Small in stature and having an extrovert personality, Francis always had in his heart the desire to do great things. He demonstrated this in his 20s when he left for the war between Assisi and Perugia, and later to help end the conflict of the crusades.
He was born in 1182 the son of a rich fabric merchant, Pietro di Bernardone, and a noblewoman from Provence, Pica, and grew up occupied with family duties and worldly affairs.
When he returned from his war experience, he was ill and shaken, unrecognizable to all. Something left a deep impression on his soul beyond his experience of the war.
A powerful encounter and a question: Do you serve the servant or serve the Master?
He never forgot the words he heard in a dream while in Spoleto: “Why do burden yourself seeking the servant instead of the Master?”
His life took on a new direction, guided by his constant wish to know that to which God was calling him.
Prayer and silent contemplation in the Umbrian countryside led him to embrace lepers and outcasts as brothers and sisters, those in the past he had always found disgusting and repulsive.

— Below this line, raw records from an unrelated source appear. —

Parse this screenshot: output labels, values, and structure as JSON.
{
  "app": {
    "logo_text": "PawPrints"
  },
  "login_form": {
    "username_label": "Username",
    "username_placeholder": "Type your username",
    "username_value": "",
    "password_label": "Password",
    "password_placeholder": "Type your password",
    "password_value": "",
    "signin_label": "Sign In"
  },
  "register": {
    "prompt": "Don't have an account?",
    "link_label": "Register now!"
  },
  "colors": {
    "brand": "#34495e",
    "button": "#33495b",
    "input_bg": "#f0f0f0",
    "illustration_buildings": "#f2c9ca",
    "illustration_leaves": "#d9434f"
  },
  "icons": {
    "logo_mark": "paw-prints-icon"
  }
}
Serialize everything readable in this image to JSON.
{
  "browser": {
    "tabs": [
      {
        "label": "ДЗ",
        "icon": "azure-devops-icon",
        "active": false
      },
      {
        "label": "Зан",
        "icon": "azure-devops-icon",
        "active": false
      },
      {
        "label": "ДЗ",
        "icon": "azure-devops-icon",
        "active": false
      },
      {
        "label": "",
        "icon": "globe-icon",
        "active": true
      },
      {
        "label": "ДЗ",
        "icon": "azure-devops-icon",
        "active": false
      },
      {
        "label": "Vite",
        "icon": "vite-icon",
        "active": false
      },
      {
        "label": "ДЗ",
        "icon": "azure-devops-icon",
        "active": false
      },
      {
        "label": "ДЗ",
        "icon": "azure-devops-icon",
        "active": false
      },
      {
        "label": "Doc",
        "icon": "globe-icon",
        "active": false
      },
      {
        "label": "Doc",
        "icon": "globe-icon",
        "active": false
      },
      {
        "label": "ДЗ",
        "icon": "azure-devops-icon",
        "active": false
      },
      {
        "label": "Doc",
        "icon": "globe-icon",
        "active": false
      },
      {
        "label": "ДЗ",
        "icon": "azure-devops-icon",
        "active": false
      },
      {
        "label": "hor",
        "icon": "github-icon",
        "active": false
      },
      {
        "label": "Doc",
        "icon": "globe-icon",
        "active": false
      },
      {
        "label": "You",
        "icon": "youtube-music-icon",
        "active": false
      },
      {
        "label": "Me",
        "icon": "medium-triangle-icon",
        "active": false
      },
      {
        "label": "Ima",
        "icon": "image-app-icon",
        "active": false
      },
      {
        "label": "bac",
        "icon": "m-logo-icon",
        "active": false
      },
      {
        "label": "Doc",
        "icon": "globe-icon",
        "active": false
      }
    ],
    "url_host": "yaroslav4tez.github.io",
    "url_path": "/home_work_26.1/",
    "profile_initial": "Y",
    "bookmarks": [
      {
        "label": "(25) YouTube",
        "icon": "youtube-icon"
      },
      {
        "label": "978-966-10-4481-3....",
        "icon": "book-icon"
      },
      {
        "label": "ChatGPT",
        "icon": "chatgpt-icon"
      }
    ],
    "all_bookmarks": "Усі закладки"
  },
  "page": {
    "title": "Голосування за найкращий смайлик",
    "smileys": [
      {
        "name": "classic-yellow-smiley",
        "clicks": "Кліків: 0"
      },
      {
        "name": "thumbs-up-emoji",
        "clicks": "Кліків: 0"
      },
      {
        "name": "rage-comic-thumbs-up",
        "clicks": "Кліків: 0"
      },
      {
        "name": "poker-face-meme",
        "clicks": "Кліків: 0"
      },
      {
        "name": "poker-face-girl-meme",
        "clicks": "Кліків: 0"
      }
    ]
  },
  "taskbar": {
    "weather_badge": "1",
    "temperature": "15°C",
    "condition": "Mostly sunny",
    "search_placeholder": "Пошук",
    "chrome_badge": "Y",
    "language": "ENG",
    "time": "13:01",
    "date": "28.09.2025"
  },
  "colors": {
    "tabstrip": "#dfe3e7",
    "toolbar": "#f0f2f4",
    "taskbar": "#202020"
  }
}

In Spoleto, he heard again a voice breaking the silence of his prayer before a Byzantine crucifix in the small abandoned church of San Damiano.
The voice said: “Francis, go repair my church, which as you can see is in ruin.”
Saint Francis first interpreted that call as an invitation to reconstruct the ruins of the small chapel stone by stone, but in later years he came to understand the full meaning of the call.
He was called to “great things — to renew,” with a spirit of obedience, the Church, which at that time was dealing with divisions and heresies.
Embracing ‘Lady Poverty’
The uncontainable joy unleashed by feeling loved and called by God helped strengthen the wish of young Francis to live by Providence, and in observance of the Gospel, he decided to give away all he had to the poor.
At this point the distance between him and his father, Pietro Di Bernardone, became irreparable. His father denounced him publicly during an audience with Bishop Guido.
Francis declared his deep desire to marry “Lady Poverty,” and he removed his clothes as a way of renouncing his father’s wealth.
Francis gathered his numerous companions, who shared his desire to live the Gospel to the letter in poverty, chastity and obedience.
In 1209, the first group of brothers gathered in Rome to meet Pope Innocent III who, struck by “that short and thin young man with burning eyes,” approved the Rule, later confirmed definitely in 1223 by Honorius III.
The charism of Francis also attracted Clare, a noblewoman from Assisi.
Francis welcomed her and gave origin to the second Franciscan order, “The Poor Clares.” Later he founded the third order for lay people.
The deep love of Francis for Christ, expressed tenderly in the first live Christmas nativity scene in Greccio (Christmas, 1223), led him to the experience of receiving, as the first saint history, the seal of the stigmata.
Francis witnessed the joy of faith drawing even non-believers to the Gospel. He even caught the interest of the sultan who received him with honor in the Holy Land.
The life of Francis was a continuous expression of praise for the Creator.
“The Canticle of Brother Sun,” a poetic masterpiece of Italian literature, was written when he was laid low by illness and expresses the freedom of a soul reconciled with God in Christ.
Saint Francis accepted “sister death” with joy knowing he would be going to Jesus. He died the evening of Oct. 3, 1226.
Francis died at the age of 44 at the Porziuncola, the chapel where he received the gift of the indulgence of the “Forgiveness of Assisi.” He was canonized a saint two years later.
The spirit of Francis continues to inspire so many in following Christ, in building dialogue among all in truth and charity, and in safeguarding creation.